In this book the fullness of the Baptist experience in Christian higher education is explored, charted, and analyzed. Beginning with the establishment in 1756 of the Academy and reaching to the present the author explores the need for Baptists to pursue education and the types of schools they founded. Included are colleges, universities, manual labor schools, literary and theological institutions, theological schools, and bible colleges. Special attention is given to women and higher education and the Black Baptist achievements. Details are provided about what makes a Baptist school Baptist: charters, trustees, presidents, support, church accountability. Chapters at the end of the typological and chronological narratives ponder the meaning of denominational education at present, with suggestions about the future of qfaith-basedq institutions and the failure of contemporary literature to attend properly to Baptist idiosyncrasies.but it was the English Department that survived, not as a college or as a manual labor school, but as a secondary boarding school.4a#39; At other colleges, manual labor was part of the underlying philosophy. Rock Spring Seminary, later to evolve as ... 44 DeBlois, Pioneer School, 31. 45 aquot;Virginia Baptist Education Society: Earlyanbsp;...

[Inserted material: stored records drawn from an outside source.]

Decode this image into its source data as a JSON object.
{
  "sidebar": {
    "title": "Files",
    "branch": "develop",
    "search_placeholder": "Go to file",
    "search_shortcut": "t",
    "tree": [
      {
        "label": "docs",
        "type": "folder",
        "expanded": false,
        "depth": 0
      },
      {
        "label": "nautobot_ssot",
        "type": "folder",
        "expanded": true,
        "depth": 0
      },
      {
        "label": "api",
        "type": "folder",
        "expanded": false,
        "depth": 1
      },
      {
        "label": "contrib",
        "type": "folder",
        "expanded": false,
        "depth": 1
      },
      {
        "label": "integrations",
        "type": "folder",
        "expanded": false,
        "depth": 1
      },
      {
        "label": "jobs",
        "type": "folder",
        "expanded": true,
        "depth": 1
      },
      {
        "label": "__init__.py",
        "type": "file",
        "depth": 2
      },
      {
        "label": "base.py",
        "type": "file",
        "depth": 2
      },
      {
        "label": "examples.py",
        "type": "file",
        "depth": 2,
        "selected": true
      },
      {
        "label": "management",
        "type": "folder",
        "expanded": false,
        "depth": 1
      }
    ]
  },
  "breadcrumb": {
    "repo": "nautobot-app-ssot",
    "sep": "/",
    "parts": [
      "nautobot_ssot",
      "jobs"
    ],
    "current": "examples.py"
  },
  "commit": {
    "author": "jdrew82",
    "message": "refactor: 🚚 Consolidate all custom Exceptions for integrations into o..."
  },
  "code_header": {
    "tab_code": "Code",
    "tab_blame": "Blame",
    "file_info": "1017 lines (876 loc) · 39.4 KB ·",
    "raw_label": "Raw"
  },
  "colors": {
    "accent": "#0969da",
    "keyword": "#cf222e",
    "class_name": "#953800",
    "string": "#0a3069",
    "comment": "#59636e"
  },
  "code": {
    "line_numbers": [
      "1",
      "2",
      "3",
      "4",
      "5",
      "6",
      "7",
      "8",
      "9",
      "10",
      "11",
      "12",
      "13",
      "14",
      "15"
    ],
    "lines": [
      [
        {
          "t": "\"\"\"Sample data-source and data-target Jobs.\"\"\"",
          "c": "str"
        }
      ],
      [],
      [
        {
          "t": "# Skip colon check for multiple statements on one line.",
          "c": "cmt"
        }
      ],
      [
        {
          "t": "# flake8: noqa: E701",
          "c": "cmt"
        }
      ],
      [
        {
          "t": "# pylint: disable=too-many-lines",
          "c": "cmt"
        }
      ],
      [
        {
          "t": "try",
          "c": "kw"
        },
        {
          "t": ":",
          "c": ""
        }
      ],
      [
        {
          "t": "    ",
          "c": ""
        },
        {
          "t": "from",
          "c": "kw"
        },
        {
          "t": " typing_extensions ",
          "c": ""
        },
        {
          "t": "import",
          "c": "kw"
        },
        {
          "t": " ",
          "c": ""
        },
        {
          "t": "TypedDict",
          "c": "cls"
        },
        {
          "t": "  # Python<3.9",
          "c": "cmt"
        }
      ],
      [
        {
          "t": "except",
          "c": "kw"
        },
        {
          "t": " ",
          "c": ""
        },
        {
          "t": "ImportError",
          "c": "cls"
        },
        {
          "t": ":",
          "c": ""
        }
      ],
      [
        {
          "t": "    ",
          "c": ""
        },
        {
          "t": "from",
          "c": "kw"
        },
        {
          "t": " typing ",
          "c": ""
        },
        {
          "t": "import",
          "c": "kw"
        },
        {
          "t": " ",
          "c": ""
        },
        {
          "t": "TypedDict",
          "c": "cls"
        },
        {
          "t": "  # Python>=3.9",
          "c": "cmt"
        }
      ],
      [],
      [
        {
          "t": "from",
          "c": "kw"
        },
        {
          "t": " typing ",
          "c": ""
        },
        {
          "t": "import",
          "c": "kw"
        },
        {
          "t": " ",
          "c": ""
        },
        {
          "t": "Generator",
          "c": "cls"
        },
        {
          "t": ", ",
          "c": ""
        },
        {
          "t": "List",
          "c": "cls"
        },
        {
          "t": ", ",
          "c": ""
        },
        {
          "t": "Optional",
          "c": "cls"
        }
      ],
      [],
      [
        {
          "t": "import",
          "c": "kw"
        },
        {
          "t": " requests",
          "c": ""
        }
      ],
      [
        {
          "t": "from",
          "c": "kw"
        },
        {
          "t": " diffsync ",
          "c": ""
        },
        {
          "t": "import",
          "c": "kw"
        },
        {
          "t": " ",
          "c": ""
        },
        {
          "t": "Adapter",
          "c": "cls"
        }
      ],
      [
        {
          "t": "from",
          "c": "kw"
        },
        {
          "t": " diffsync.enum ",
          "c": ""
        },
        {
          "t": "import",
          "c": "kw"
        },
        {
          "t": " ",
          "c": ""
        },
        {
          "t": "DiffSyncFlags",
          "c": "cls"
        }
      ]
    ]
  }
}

|Title||:||Congregation and Campus|
|Author||:||William H. Brackney|
|Publisher||:||Mercer University Press - 2008|